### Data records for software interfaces
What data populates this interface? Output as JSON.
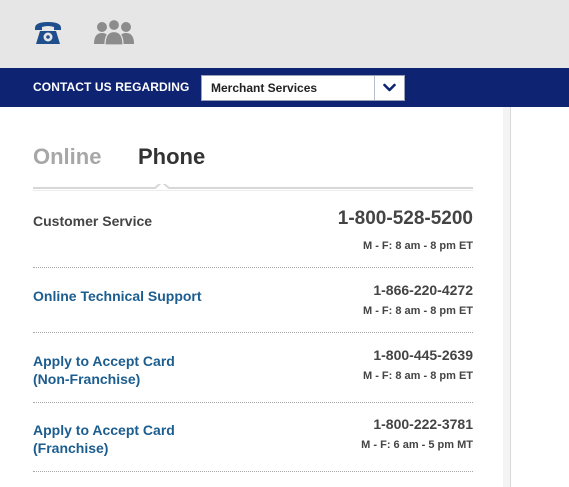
{
  "header": {
    "icons": [
      "phone-icon",
      "people-icon"
    ],
    "contact_label": "CONTACT US REGARDING",
    "selected_topic": "Merchant Services"
  },
  "tabs": [
    {
      "label": "Online",
      "active": false
    },
    {
      "label": "Phone",
      "active": true
    }
  ],
  "contacts": [
    {
      "label": "Customer Service",
      "number": "1-800-528-5200",
      "hours": "M - F: 8 am - 8 pm ET"
    },
    {
      "label": "Online Technical Support",
      "number": "1-866-220-4272",
      "hours": "M - F: 8 am - 8 pm ET"
    },
    {
      "label": "Apply to Accept Card\n(Non-Franchise)",
      "number": "1-800-445-2639",
      "hours": "M - F: 8 am - 8 pm ET"
    },
    {
      "label": "Apply to Accept Card\n(Franchise)",
      "number": "1-800-222-3781",
      "hours": "M - F: 6 am - 5 pm MT"
    }
  ],
  "colors": {
    "nav_bar": "#0e2372",
    "icon_blue": "#1f4e8c",
    "link": "#1c5d8f",
    "top_bar": "#e6e6e6"
  }
}
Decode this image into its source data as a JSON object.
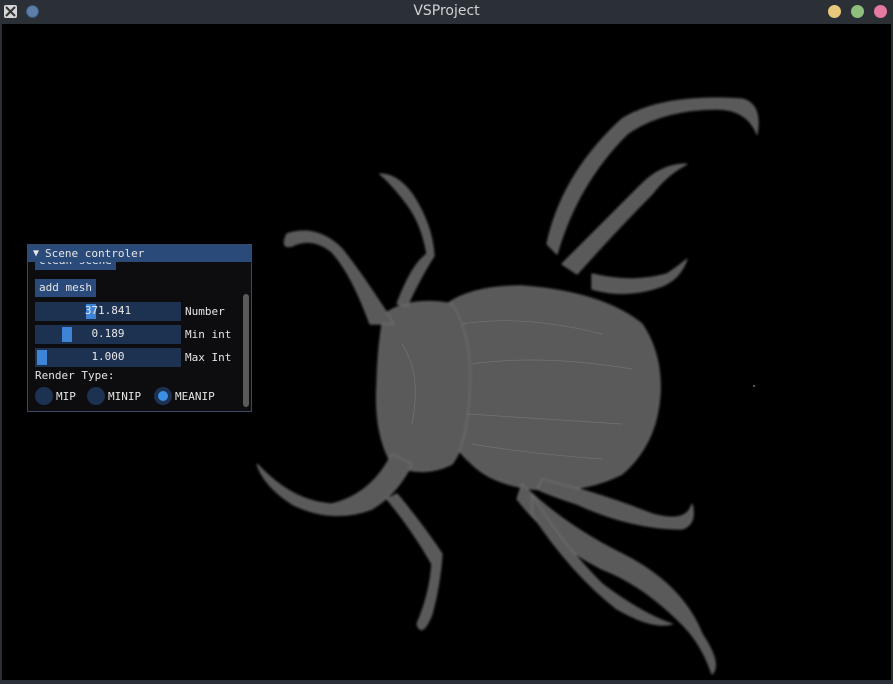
{
  "window": {
    "title": "VSProject"
  },
  "panel": {
    "header": "Scene controler",
    "clean_button": "clean scene",
    "add_button": "add mesh",
    "sliders": [
      {
        "value_text": "371.841",
        "label": "Number",
        "fraction": 0.42
      },
      {
        "value_text": "0.189",
        "label": "Min int",
        "fraction": 0.19
      },
      {
        "value_text": "1.000",
        "label": "Max Int",
        "fraction": 0.0
      }
    ],
    "render_type_label": "Render Type:",
    "radios": [
      {
        "label": "MIP",
        "selected": false
      },
      {
        "label": "MINIP",
        "selected": false
      },
      {
        "label": "MEANIP",
        "selected": true
      }
    ]
  },
  "colors": {
    "accent": "#3d84d6",
    "panel_header": "#2a4a7a",
    "widget_bg": "#1d3150",
    "viewport_bg": "#000000",
    "render_gray": "#6a6a6a"
  },
  "icons": [
    "app-icon",
    "window-menu-icon",
    "minimize-icon",
    "maximize-icon",
    "close-icon",
    "collapse-triangle-icon"
  ]
}
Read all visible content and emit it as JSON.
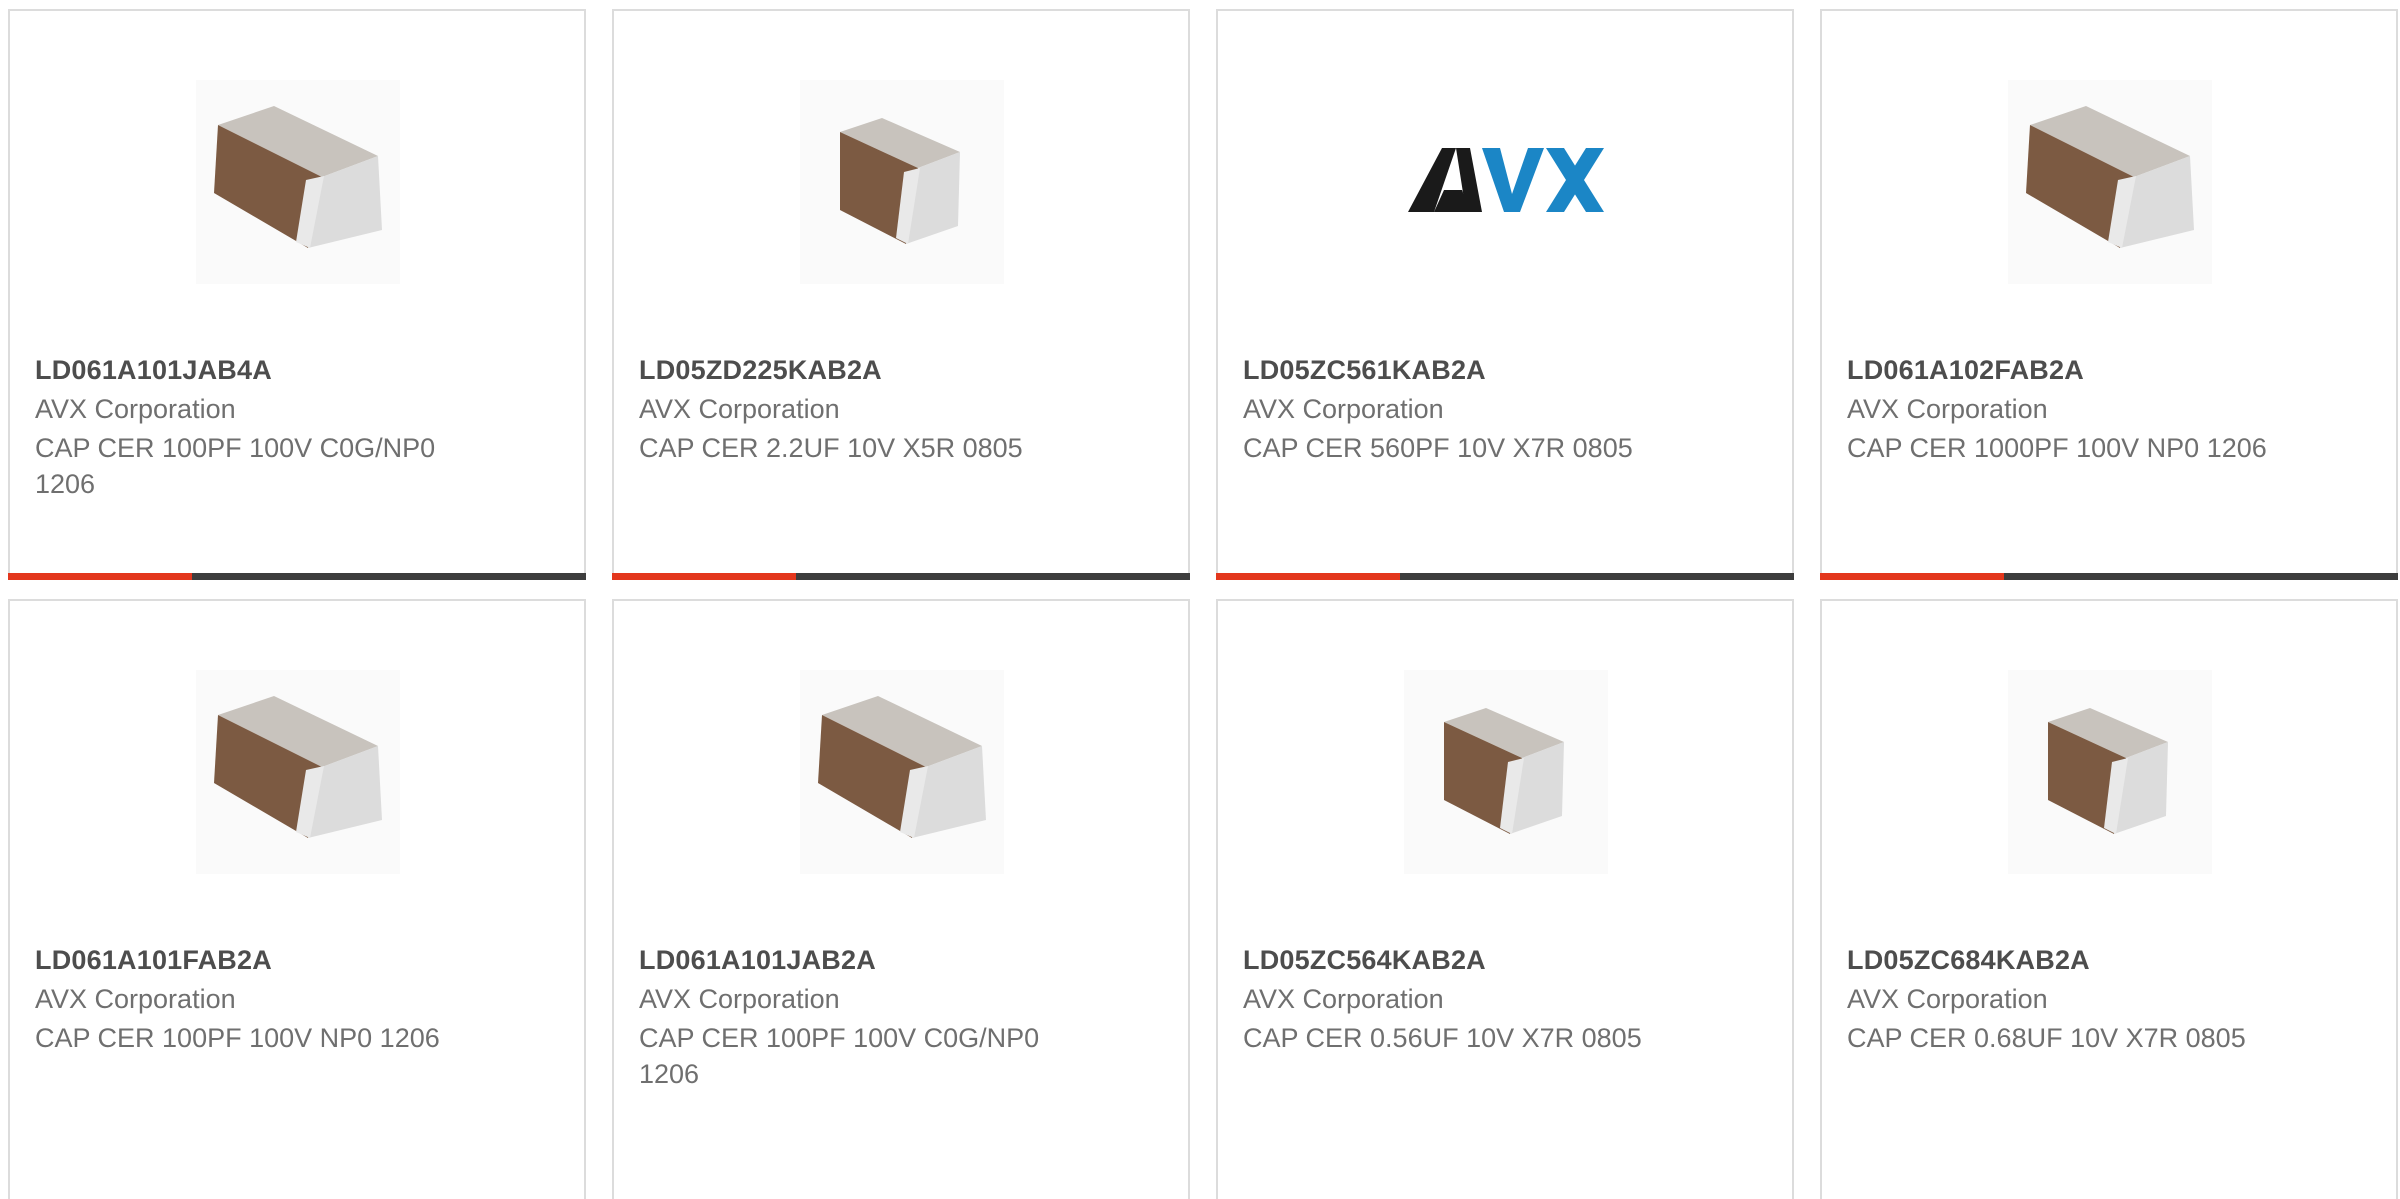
{
  "products": [
    {
      "part_number": "LD061A101JAB4A",
      "manufacturer": "AVX Corporation",
      "description": "CAP CER 100PF 100V C0G/NP0 1206",
      "image": "capacitor-1206-icon"
    },
    {
      "part_number": "LD05ZD225KAB2A",
      "manufacturer": "AVX Corporation",
      "description": "CAP CER 2.2UF 10V X5R 0805",
      "image": "capacitor-0805-icon"
    },
    {
      "part_number": "LD05ZC561KAB2A",
      "manufacturer": "AVX Corporation",
      "description": "CAP CER 560PF 10V X7R 0805",
      "image": "avx-logo",
      "logo_text": "AVX"
    },
    {
      "part_number": "LD061A102FAB2A",
      "manufacturer": "AVX Corporation",
      "description": "CAP CER 1000PF 100V NP0 1206",
      "image": "capacitor-1206-icon"
    },
    {
      "part_number": "LD061A101FAB2A",
      "manufacturer": "AVX Corporation",
      "description": "CAP CER 100PF 100V NP0 1206",
      "image": "capacitor-1206-icon"
    },
    {
      "part_number": "LD061A101JAB2A",
      "manufacturer": "AVX Corporation",
      "description": "CAP CER 100PF 100V C0G/NP0 1206",
      "image": "capacitor-1206-icon"
    },
    {
      "part_number": "LD05ZC564KAB2A",
      "manufacturer": "AVX Corporation",
      "description": "CAP CER 0.56UF 10V X7R 0805",
      "image": "capacitor-0805-icon"
    },
    {
      "part_number": "LD05ZC684KAB2A",
      "manufacturer": "AVX Corporation",
      "description": "CAP CER 0.68UF 10V X7R 0805",
      "image": "capacitor-0805-icon"
    }
  ],
  "colors": {
    "accent": "#e3371d",
    "bar": "#3d3d3d",
    "chip_body": "#7a5a42",
    "logo_black": "#1a1a1a",
    "logo_blue": "#1b86c6"
  }
}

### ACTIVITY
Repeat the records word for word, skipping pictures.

### RESPONSE
What data populates this interface? Output as JSON.
{
  "header": {
    "icons": [
      "phone-icon",
      "people-icon"
    ],
    "contact_label": "CONTACT US REGARDING",
    "selected_topic": "Merchant Services"
  },
  "tabs": [
    {
      "label": "Online",
      "active": false
    },
    {
      "label": "Phone",
      "active": true
    }
  ],
  "contacts": [
    {
      "label": "Customer Service",
      "number": "1-800-528-5200",
      "hours": "M - F: 8 am - 8 pm ET"
    },
    {
      "label": "Online Technical Support",
      "number": "1-866-220-4272",
      "hours": "M - F: 8 am - 8 pm ET"
    },
    {
      "label": "Apply to Accept Card\n(Non-Franchise)",
      "number": "1-800-445-2639",
      "hours": "M - F: 8 am - 8 pm ET"
    },
    {
      "label": "Apply to Accept Card\n(Franchise)",
      "number": "1-800-222-3781",
      "hours": "M - F: 6 am - 5 pm MT"
    }
  ],
  "colors": {
    "nav_bar": "#0e2372",
    "icon_blue": "#1f4e8c",
    "link": "#1c5d8f",
    "top_bar": "#e6e6e6"
  }
}
Decode this image into its source data as a JSON object.
{
  "window": {
    "title": "VSProject"
  },
  "panel": {
    "header": "Scene controler",
    "clean_button": "clean scene",
    "add_button": "add mesh",
    "sliders": [
      {
        "value_text": "371.841",
        "label": "Number",
        "fraction": 0.42
      },
      {
        "value_text": "0.189",
        "label": "Min int",
        "fraction": 0.19
      },
      {
        "value_text": "1.000",
        "label": "Max Int",
        "fraction": 0.0
      }
    ],
    "render_type_label": "Render Type:",
    "radios": [
      {
        "label": "MIP",
        "selected": false
      },
      {
        "label": "MINIP",
        "selected": false
      },
      {
        "label": "MEANIP",
        "selected": true
      }
    ]
  },
  "colors": {
    "accent": "#3d84d6",
    "panel_header": "#2a4a7a",
    "widget_bg": "#1d3150",
    "viewport_bg": "#000000",
    "render_gray": "#6a6a6a"
  },
  "icons": [
    "app-icon",
    "window-menu-icon",
    "minimize-icon",
    "maximize-icon",
    "close-icon",
    "collapse-triangle-icon"
  ]
}
Read all visible content and emit it as JSON.
{
  "products": [
    {
      "part_number": "LD061A101JAB4A",
      "manufacturer": "AVX Corporation",
      "description": "CAP CER 100PF 100V C0G/NP0 1206",
      "image": "capacitor-1206-icon"
    },
    {
      "part_number": "LD05ZD225KAB2A",
      "manufacturer": "AVX Corporation",
      "description": "CAP CER 2.2UF 10V X5R 0805",
      "image": "capacitor-0805-icon"
    },
    {
      "part_number": "LD05ZC561KAB2A",
      "manufacturer": "AVX Corporation",
      "description": "CAP CER 560PF 10V X7R 0805",
      "image": "avx-logo",
      "logo_text": "AVX"
    },
    {
      "part_number": "LD061A102FAB2A",
      "manufacturer": "AVX Corporation",
      "description": "CAP CER 1000PF 100V NP0 1206",
      "image": "capacitor-1206-icon"
    },
    {
      "part_number": "LD061A101FAB2A",
      "manufacturer": "AVX Corporation",
      "description": "CAP CER 100PF 100V NP0 1206",
      "image": "capacitor-1206-icon"
    },
    {
      "part_number": "LD061A101JAB2A",
      "manufacturer": "AVX Corporation",
      "description": "CAP CER 100PF 100V C0G/NP0 1206",
      "image": "capacitor-1206-icon"
    },
    {
      "part_number": "LD05ZC564KAB2A",
      "manufacturer": "AVX Corporation",
      "description": "CAP CER 0.56UF 10V X7R 0805",
      "image": "capacitor-0805-icon"
    },
    {
      "part_number": "LD05ZC684KAB2A",
      "manufacturer": "AVX Corporation",
      "description": "CAP CER 0.68UF 10V X7R 0805",
      "image": "capacitor-0805-icon"
    }
  ],
  "colors": {
    "accent": "#e3371d",
    "bar": "#3d3d3d",
    "chip_body": "#7a5a42",
    "logo_black": "#1a1a1a",
    "logo_blue": "#1b86c6"
  }
}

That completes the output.